“We do not have a bed available for Mr. Rose and there are 13 individuals ahead of him on our wait list,” the letter reads. “We will admit Mr. Rose as promptly as we can and will keep the court informed of the progress.”
In a memo filed March 19, Denhardt rebuked the State Hospital’s reluctance, writing that “the defendant needs to be transferred to the Wyoming State Hospital for treatment and further evaluation.”
He acknowledged the capacity issue, but said that the Lander jail “is an inappropriate placement due to his mental issues.”
“The court is going to issue an order to show cause to the WSH, requiring the WSH to appear in court to explain IN DETAIL (emphasis Denhardt’s) why it cannot house the defendant in its facility in Evanston or in another treatment facility.”

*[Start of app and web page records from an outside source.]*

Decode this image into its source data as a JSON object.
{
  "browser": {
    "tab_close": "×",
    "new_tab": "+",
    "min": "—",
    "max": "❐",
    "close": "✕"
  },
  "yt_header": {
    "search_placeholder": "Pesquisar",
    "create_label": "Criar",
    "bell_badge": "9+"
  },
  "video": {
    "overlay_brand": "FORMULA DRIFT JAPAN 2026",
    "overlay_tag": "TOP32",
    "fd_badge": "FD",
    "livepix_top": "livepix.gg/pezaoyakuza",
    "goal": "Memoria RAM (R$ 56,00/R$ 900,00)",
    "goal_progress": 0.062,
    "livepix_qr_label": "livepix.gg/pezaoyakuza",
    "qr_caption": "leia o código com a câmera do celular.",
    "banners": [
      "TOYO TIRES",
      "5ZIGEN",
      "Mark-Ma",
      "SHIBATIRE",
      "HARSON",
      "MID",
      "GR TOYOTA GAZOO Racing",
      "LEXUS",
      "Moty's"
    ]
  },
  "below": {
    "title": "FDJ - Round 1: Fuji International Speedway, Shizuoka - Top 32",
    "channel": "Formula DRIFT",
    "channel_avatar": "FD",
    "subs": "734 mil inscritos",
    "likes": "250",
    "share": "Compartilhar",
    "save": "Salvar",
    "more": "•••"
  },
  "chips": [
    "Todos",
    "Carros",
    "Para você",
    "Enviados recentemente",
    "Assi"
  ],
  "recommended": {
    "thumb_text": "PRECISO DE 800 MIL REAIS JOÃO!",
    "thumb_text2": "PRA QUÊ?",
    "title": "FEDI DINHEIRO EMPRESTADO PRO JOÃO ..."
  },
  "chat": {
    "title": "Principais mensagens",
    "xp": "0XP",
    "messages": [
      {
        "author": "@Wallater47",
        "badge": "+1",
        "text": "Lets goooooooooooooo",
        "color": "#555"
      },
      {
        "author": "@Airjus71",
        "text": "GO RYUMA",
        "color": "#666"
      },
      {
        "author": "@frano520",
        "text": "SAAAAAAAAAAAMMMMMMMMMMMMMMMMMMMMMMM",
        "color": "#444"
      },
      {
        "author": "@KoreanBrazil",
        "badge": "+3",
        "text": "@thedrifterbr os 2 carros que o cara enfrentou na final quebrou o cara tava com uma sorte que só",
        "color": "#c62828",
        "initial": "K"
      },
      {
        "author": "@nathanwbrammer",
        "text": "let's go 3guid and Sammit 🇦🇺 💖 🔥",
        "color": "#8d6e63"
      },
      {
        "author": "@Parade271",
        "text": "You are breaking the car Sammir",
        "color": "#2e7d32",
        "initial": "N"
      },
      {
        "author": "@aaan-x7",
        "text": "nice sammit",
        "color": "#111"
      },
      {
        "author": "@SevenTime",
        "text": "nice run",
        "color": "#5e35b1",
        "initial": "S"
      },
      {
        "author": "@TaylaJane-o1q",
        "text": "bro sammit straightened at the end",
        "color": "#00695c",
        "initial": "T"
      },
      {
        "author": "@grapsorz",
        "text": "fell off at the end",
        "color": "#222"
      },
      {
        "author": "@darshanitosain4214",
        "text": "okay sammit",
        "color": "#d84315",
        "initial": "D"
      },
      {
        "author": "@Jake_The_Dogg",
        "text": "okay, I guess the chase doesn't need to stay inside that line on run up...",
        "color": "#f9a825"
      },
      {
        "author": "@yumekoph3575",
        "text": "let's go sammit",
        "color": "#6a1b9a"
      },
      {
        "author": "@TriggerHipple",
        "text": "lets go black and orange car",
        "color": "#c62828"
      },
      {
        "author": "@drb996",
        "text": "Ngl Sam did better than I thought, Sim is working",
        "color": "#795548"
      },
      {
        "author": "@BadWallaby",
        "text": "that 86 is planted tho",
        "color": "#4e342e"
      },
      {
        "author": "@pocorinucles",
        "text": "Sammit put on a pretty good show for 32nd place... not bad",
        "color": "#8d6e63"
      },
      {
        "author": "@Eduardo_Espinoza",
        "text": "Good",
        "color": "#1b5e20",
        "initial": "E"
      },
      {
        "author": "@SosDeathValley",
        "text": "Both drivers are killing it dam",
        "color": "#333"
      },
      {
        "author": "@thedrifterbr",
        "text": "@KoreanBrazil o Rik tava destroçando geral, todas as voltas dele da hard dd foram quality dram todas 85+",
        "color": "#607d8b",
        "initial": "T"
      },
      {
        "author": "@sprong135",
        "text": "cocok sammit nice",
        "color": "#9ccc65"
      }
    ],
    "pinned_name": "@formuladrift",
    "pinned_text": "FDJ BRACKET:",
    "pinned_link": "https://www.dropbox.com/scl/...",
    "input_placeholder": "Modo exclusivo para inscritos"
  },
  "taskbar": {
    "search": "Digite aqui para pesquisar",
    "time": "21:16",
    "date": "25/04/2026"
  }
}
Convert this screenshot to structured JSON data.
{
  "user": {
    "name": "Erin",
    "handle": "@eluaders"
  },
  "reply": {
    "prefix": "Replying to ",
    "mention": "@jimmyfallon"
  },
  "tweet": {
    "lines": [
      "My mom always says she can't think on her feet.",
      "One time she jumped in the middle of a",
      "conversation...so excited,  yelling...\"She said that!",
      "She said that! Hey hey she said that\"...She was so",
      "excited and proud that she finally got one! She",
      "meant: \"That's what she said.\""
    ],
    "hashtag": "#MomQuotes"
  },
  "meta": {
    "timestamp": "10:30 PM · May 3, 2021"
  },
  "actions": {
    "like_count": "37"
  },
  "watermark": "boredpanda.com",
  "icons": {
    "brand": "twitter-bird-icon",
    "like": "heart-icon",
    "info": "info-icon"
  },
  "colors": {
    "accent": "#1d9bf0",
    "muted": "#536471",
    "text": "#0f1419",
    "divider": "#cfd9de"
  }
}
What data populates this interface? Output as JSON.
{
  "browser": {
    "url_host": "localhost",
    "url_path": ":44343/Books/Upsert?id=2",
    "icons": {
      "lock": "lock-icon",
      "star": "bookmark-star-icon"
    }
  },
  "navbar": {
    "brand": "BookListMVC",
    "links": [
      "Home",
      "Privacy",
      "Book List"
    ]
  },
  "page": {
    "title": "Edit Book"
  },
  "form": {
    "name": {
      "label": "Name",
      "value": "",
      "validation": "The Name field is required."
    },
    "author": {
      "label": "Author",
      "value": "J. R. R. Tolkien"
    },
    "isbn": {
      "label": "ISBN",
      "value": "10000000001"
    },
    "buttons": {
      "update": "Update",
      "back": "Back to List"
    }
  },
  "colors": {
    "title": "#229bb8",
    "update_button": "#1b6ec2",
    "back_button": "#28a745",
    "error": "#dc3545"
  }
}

The judge wrote that if it was an “economic” issue, then it must be overcome, because “some things transcend economics, and if money is the issue, Mr. Rose’s plight trumps the money issue.
“The state of Wyoming has a legal obligation to provide the services needed for individuals in Mr. Rose’s situation.”
By March 30, Denhardt had penned an order mandating Rose’s transfer to the State Hospital as soon as the latter could receive him.
“If no information is forthcoming from the Wyoming State Hospital concerning a date when it can receive the defendant, then the Sheriff of Fremont County shall transport the defendant and deliver the defendant to the State Hospital on May 10, 2021.